▸ What you have to do
Every record below needs to be set down exactly. Pictures do not belong in the copy.

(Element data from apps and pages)

********************

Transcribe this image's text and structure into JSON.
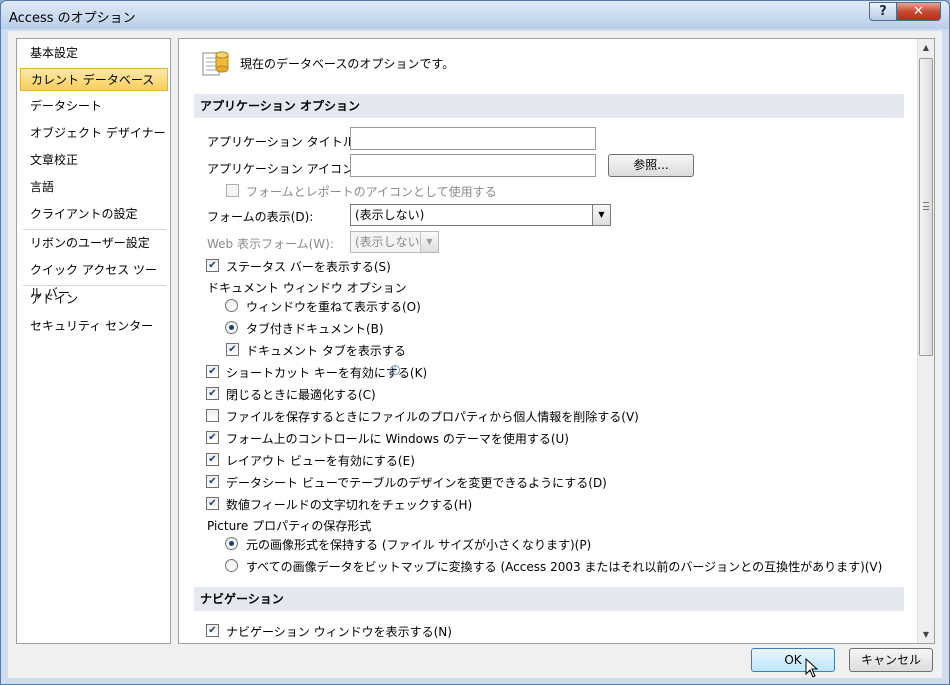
{
  "window": {
    "title": "Access のオプション",
    "help_glyph": "?",
    "close_glyph": "✕"
  },
  "nav": {
    "items": [
      {
        "label": "基本設定"
      },
      {
        "label": "カレント データベース",
        "selected": true
      },
      {
        "label": "データシート"
      },
      {
        "label": "オブジェクト デザイナー"
      },
      {
        "label": "文章校正"
      },
      {
        "label": "言語"
      },
      {
        "label": "クライアントの設定"
      },
      {
        "label": "リボンのユーザー設定"
      },
      {
        "label": "クイック アクセス ツール バー"
      },
      {
        "label": "アドイン"
      },
      {
        "label": "セキュリティ センター"
      }
    ]
  },
  "panel": {
    "header_text": "現在のデータベースのオプションです。",
    "app_section": {
      "title": "アプリケーション オプション",
      "app_title_label": "アプリケーション タイトル(T):",
      "app_title_value": "",
      "app_icon_label": "アプリケーション アイコン(I):",
      "app_icon_value": "",
      "browse_label": "参照...",
      "use_icon_label": "フォームとレポートのアイコンとして使用する",
      "display_form_label": "フォームの表示(D):",
      "display_form_value": "(表示しない)",
      "web_form_label": "Web 表示フォーム(W):",
      "web_form_value": "(表示しない)",
      "status_bar_label": "ステータス バーを表示する(S)",
      "doc_window_label": "ドキュメント ウィンドウ オプション",
      "overlap_label": "ウィンドウを重ねて表示する(O)",
      "tabbed_label": "タブ付きドキュメント(B)",
      "doc_tabs_label": "ドキュメント タブを表示する",
      "shortcut_label": "ショートカット キーを有効にする(K)",
      "compact_label": "閉じるときに最適化する(C)",
      "remove_info_label": "ファイルを保存するときにファイルのプロパティから個人情報を削除する(V)",
      "windows_theme_label": "フォーム上のコントロールに Windows のテーマを使用する(U)",
      "layout_view_label": "レイアウト ビューを有効にする(E)",
      "datasheet_design_label": "データシート ビューでテーブルのデザインを変更できるようにする(D)",
      "truncation_label": "数値フィールドの文字切れをチェックする(H)",
      "picture_format_label": "Picture プロパティの保存形式",
      "preserve_label": "元の画像形式を保持する (ファイル サイズが小さくなります)(P)",
      "bitmap_label": "すべての画像データをビットマップに変換する (Access 2003 またはそれ以前のバージョンとの互換性があります)(V)"
    },
    "nav_section": {
      "title": "ナビゲーション",
      "show_nav_label": "ナビゲーション ウィンドウを表示する(N)"
    },
    "states": {
      "use_icon": false,
      "status_bar": true,
      "overlap": false,
      "tabbed": true,
      "doc_tabs": true,
      "shortcut": true,
      "compact": true,
      "remove_info": false,
      "windows_theme": true,
      "layout_view": true,
      "datasheet_design": true,
      "truncation": true,
      "preserve": true,
      "bitmap": false,
      "show_nav": true
    }
  },
  "footer": {
    "ok_label": "OK",
    "cancel_label": "キャンセル"
  }
}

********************

▸ Output for this task
Transcribe this image's text and structure into JSON.
{
  "window": {
    "title": "Access のオプション",
    "help_glyph": "?",
    "close_glyph": "✕"
  },
  "nav": {
    "items": [
      {
        "label": "基本設定"
      },
      {
        "label": "カレント データベース",
        "selected": true
      },
      {
        "label": "データシート"
      },
      {
        "label": "オブジェクト デザイナー"
      },
      {
        "label": "文章校正"
      },
      {
        "label": "言語"
      },
      {
        "label": "クライアントの設定"
      },
      {
        "label": "リボンのユーザー設定"
      },
      {
        "label": "クイック アクセス ツール バー"
      },
      {
        "label": "アドイン"
      },
      {
        "label": "セキュリティ センター"
      }
    ]
  },
  "panel": {
    "header_text": "現在のデータベースのオプションです。",
    "app_section": {
      "title": "アプリケーション オプション",
      "app_title_label": "アプリケーション タイトル(T):",
      "app_title_value": "",
      "app_icon_label": "アプリケーション アイコン(I):",
      "app_icon_value": "",
      "browse_label": "参照...",
      "use_icon_label": "フォームとレポートのアイコンとして使用する",
      "display_form_label": "フォームの表示(D):",
      "display_form_value": "(表示しない)",
      "web_form_label": "Web 表示フォーム(W):",
      "web_form_value": "(表示しない)",
      "status_bar_label": "ステータス バーを表示する(S)",
      "doc_window_label": "ドキュメント ウィンドウ オプション",
      "overlap_label": "ウィンドウを重ねて表示する(O)",
      "tabbed_label": "タブ付きドキュメント(B)",
      "doc_tabs_label": "ドキュメント タブを表示する",
      "shortcut_label": "ショートカット キーを有効にする(K)",
      "compact_label": "閉じるときに最適化する(C)",
      "remove_info_label": "ファイルを保存するときにファイルのプロパティから個人情報を削除する(V)",
      "windows_theme_label": "フォーム上のコントロールに Windows のテーマを使用する(U)",
      "layout_view_label": "レイアウト ビューを有効にする(E)",
      "datasheet_design_label": "データシート ビューでテーブルのデザインを変更できるようにする(D)",
      "truncation_label": "数値フィールドの文字切れをチェックする(H)",
      "picture_format_label": "Picture プロパティの保存形式",
      "preserve_label": "元の画像形式を保持する (ファイル サイズが小さくなります)(P)",
      "bitmap_label": "すべての画像データをビットマップに変換する (Access 2003 またはそれ以前のバージョンとの互換性があります)(V)"
    },
    "nav_section": {
      "title": "ナビゲーション",
      "show_nav_label": "ナビゲーション ウィンドウを表示する(N)"
    },
    "states": {
      "use_icon": false,
      "status_bar": true,
      "overlap": false,
      "tabbed": true,
      "doc_tabs": true,
      "shortcut": true,
      "compact": true,
      "remove_info": false,
      "windows_theme": true,
      "layout_view": true,
      "datasheet_design": true,
      "truncation": true,
      "preserve": true,
      "bitmap": false,
      "show_nav": true
    }
  },
  "footer": {
    "ok_label": "OK",
    "cancel_label": "キャンセル"
  }
}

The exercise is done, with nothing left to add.